“His appeal raises hard questions: about clickbait versus quality journalism, and whether the two are mutually exclusive; about bias and fairness; about polls; about outrage journalism; about the little-examined role that class plays in media; about journalistic integrity; about whether the media – even the media outlets that position themselves as the true voices of real people – are actually in touch with real people.”

Whatever the answers, Trump is using his notoriety to make him money, not to make him president. He knows the media loves bad news and sensationalism, so they will pile on to the next story about the sky falling.

Trump has little chance of getting more than a fringe vote and the GOP won’t think he’s so grand when it’s time to pick a viable contender who can get the votes that Romney couldn’t attract.

Perhaps the Trump benefit is that more people will vote due to the heightened news coverage and awareness. If so, the media can be credited with helping to get out the vote, even if they’re struggling with how to report on Trump.

Federal Election – Communications Do’s and Don’ts

With the federal election set for October 19th and the campaigning officially started, here are a few things for communications pros to consider.

First, be careful if you choose to align with any politician or party. You’re selling to everyone, not just people on the left or right side of the political spectrum. I once posted a political leader’s positive comment about my company’s app. It was an off-the-cuff endorsement which led to a spirited Facebook debate about the Liberals versus the Conservatives versus the NDP that I was happy to see die down.

Also avoid launching your campaign at the beginning of October through October 20, unless your marketing communications strategy plans for the election and/or a golden opportunity emerges. News outlets have fewer reporters and their limited resources will be stretched covering the candidates and election news, including a deep dive into the results the day after the winner is announced. So unless you’re selling something connected to the election, don’t expect editors or writers to care.

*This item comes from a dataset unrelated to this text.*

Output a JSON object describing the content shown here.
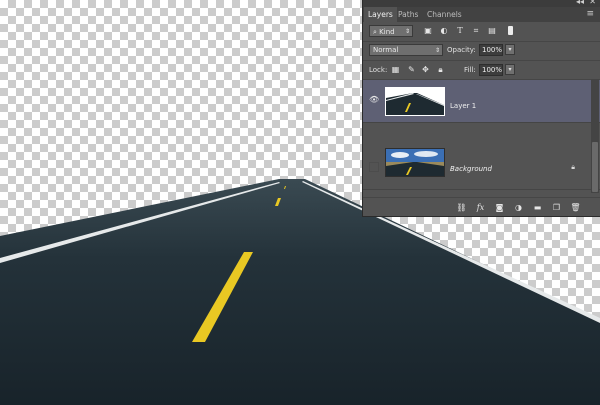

Now, if your product can effectively tie into the election and can give news media a consumer or business-focused perspective about what it all means to Canadians, then it might very well be worthwhile to plan to be part of the campaign news.

For instance, since the economy is the lead story for the Conservatives, Liberals and NDP, companies that are growing or selling innovative products that can be tied to any aspect of the election, may have news worth sharing.

I just saw this happen for a company I’m involved with that recently hosted a joint event with one of the federal ministries to announce a new program for Canadian Reservists. The event’s objective was to highlight job creation, which is also a focus of the government and Career Edge, where I volunteer.

Although the government tends to take the lead with these types of media events and what private companies can communicate, there are other ways to piggyback on the current election news cycle. New products made possible by government funding, export growth to the US and overseas, innovation that showcases cutting-edge technology – any story that includes compelling data, something new and a human interest angle could be the next news story that influences consumers to do more than vote.

Just make sure to plan carefully if it looks like this October is a good time to make news.

Wind Chill! What is it?

It’s the first week of 2015 which means it’s cold in Toronto. Watching the news I hear that the temperature is minus 9 degrees Celsius; minus 18 with the wind chill.

So what the hell is the wind chill and why don’t meteorologists and weather folks just give us one number that most accurately reflects what we feel outside?

Here’s what Environment Canada says about wind chill (note that it doesn’t seem to be written by a comms pro):

Canada’s wind chill index is accurate, easy to understand and reflects the needs of Canadians. It is based on research using human volunteers and advanced computer technology, combined with recent medical advances in the understanding of how the body loses heat when exposed to cold. As a result, the wind chill observations and forecasts that you hear are now much more representative of what you actually feel.

The index is expressed in temperature-like units, the format preferred by most Canadians. By equating the outdoor conditions to an equivalent temperature with no wind, the index represents the degree of “chill” that your skin senses. For example, if the wind chill is -20 while the outside temperature is only -10ºC, it means that your face will feel as cold as if it was a calm day (no wind) with a temperature of -20ºC.

I think the above EC information highlights why we’re confused by the wind chill. If it feels like minus 20, why not just say “it’s minus 20, stay warm”? Perhaps because the colder the better, in terms of more of us checking to see how bad it is, and, you know, the increased ad revenue that comes from more viewers.

That said, I used to work at The Weather Network and I know that the meteorologists there were serious about the science of weather and giving Canadians accurate forecasts. I also remember a friend at the time questioning the wind chill factor.  I defended it then, but now I’m not so sure.